A mountain goat is believed to be responsible for the death of a grizzly bear found slumped near a trail in British Columbia’s Yoho National Park earlier this month.
David Laskin, a wildlife ecologist with Parks Canada, says a necropsy on the carcass found wounds consistent with the size and shape of mountain goat horns, with one under each of the female bear’s armpits and one on the side of its neck.
He says other causes of death were ruled out, including human involvement.
Dr. Laskin says it’s common for grizzlies to prey on mountain goats, with a tendency to attack from above, and it’s not unusual that a bear might be injured in the scuffle.
But he says a goat fatally wounding a bear is “exceedingly rare.”
The adult bear was relatively small among the population of 25 to 30 grizzlies in Yoho and Kootenay national parks, Dr. Laskin says, but it was not unusually small.
“It was quite interesting and it’s not something we normally encounter,” he said in an interview. “It’s still a loss of a female grizzly bear in her reproductive prime, however our grizzly bear populations are still healthy and stable in the park.”
The bear was an adult but the necropsy showed no signs she had ever had cubs.
Dr. Laskin says it’s hard to gauge the bear’s hunting experience, but her smaller size may have played a role in the fatal attack.
The bear weighed about 68 kilograms. The average weight for a prime male mountain goat is about double that.

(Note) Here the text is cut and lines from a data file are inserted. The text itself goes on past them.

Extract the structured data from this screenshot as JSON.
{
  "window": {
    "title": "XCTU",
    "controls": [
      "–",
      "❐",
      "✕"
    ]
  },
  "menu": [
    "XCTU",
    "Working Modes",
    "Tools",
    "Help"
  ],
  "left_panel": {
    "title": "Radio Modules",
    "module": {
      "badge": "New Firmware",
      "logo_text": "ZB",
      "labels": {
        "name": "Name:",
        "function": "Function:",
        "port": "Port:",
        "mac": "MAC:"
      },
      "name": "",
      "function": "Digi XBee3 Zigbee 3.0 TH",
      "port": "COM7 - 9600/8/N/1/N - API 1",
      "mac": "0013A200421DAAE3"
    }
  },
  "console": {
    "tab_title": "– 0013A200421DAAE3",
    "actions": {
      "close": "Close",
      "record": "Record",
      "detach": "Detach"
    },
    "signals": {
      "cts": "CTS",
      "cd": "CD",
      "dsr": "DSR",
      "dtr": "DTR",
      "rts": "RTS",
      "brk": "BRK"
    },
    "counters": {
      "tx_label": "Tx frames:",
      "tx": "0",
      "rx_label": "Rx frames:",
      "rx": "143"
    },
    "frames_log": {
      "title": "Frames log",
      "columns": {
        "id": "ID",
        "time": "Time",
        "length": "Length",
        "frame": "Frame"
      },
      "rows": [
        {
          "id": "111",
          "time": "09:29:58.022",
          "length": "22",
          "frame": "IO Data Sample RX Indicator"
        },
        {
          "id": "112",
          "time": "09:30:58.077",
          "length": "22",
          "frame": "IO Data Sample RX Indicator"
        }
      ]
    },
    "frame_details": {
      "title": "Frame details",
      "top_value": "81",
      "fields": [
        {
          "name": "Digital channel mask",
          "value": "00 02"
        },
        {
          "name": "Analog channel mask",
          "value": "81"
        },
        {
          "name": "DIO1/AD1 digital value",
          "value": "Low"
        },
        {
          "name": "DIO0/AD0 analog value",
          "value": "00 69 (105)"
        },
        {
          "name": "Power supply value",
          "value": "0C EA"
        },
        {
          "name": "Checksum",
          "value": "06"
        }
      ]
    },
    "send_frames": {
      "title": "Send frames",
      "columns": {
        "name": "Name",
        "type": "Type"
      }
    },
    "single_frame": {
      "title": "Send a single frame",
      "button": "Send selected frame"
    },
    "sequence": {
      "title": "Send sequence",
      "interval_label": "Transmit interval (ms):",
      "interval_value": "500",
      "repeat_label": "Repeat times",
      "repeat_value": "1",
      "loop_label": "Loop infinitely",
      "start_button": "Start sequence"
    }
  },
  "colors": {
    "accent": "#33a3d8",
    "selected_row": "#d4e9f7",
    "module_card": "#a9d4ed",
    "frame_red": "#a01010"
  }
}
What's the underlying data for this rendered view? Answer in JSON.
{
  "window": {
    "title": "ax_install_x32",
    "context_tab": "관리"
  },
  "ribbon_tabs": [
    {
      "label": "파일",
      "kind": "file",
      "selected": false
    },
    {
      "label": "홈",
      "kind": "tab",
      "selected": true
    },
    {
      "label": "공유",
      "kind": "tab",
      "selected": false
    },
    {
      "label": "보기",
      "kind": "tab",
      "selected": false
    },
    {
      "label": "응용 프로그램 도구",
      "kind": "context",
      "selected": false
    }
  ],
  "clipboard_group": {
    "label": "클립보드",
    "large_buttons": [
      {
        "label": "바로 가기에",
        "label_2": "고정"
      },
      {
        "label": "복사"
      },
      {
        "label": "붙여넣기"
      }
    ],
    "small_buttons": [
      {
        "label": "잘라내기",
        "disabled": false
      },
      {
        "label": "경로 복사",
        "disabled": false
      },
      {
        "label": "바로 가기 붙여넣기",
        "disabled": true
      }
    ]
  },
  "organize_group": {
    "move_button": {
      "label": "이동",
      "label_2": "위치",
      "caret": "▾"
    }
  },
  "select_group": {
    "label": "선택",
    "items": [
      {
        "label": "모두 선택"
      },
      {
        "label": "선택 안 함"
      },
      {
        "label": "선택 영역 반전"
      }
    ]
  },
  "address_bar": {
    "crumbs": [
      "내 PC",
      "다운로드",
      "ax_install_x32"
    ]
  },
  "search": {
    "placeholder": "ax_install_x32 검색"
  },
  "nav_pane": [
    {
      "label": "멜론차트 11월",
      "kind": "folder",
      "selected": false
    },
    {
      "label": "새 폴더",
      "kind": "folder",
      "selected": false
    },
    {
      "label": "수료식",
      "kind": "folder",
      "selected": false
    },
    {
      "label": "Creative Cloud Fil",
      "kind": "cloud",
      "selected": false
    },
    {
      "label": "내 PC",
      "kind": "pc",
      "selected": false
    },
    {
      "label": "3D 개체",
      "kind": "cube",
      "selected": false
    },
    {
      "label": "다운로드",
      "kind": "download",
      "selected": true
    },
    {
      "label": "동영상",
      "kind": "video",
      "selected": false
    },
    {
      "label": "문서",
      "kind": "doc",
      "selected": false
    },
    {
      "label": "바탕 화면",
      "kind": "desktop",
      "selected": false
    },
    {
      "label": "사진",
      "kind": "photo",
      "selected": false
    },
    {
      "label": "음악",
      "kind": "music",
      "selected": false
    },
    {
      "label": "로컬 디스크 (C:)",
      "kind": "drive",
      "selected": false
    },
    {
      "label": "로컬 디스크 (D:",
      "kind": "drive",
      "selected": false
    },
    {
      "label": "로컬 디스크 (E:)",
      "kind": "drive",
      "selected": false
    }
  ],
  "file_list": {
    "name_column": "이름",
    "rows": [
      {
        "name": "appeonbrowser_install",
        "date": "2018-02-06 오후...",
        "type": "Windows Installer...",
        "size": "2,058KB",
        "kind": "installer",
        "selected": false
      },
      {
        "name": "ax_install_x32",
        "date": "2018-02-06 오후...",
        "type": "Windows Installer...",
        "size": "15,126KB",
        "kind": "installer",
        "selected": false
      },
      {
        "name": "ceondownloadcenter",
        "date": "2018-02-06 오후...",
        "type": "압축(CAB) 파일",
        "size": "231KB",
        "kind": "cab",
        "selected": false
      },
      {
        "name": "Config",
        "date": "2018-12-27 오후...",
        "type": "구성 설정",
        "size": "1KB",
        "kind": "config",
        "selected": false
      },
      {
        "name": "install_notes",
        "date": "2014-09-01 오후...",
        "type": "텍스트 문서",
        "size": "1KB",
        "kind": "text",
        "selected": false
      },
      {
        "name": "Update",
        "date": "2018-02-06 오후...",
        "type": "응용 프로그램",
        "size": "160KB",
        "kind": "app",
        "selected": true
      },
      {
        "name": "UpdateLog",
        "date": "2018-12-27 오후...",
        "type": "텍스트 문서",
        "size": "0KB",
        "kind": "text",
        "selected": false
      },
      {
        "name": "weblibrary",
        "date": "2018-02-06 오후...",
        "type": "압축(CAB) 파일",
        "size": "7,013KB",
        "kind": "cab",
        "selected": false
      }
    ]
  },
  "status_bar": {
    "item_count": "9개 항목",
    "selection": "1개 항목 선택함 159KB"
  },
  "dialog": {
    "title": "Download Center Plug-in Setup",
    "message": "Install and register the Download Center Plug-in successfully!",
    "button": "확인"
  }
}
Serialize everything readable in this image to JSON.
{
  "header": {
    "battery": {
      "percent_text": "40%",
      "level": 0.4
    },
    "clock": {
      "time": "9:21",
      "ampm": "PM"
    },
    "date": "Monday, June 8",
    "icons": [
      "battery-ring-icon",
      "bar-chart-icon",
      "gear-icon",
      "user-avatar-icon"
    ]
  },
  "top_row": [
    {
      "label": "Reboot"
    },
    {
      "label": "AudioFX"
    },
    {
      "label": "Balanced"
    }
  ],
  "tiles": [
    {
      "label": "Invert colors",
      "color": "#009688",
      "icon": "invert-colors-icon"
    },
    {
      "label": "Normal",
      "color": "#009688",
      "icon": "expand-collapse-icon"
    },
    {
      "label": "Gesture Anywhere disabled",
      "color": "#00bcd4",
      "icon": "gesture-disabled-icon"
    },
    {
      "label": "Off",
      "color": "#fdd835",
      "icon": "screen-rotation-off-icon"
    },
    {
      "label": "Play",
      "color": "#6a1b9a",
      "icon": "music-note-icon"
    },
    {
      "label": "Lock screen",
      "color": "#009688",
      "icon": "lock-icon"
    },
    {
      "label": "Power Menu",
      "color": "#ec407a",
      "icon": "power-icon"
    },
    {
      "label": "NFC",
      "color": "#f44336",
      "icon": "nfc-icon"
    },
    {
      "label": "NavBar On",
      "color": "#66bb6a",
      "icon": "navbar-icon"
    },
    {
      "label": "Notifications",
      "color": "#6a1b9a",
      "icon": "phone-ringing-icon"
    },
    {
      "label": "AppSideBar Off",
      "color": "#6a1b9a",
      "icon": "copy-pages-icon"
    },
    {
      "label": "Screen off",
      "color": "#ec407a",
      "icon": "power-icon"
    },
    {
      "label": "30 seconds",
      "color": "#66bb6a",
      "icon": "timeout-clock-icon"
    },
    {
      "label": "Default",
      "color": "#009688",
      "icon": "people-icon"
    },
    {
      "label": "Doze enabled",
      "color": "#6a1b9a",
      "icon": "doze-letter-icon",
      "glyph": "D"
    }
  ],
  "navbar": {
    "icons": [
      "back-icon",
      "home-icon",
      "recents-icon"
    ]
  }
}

We have a weekly Western Canada newsletter written by our B.C. and Alberta bureau chiefs, providing a comprehensive package of the news you need to know about the region and its place in the issues facing Canada. Sign up today.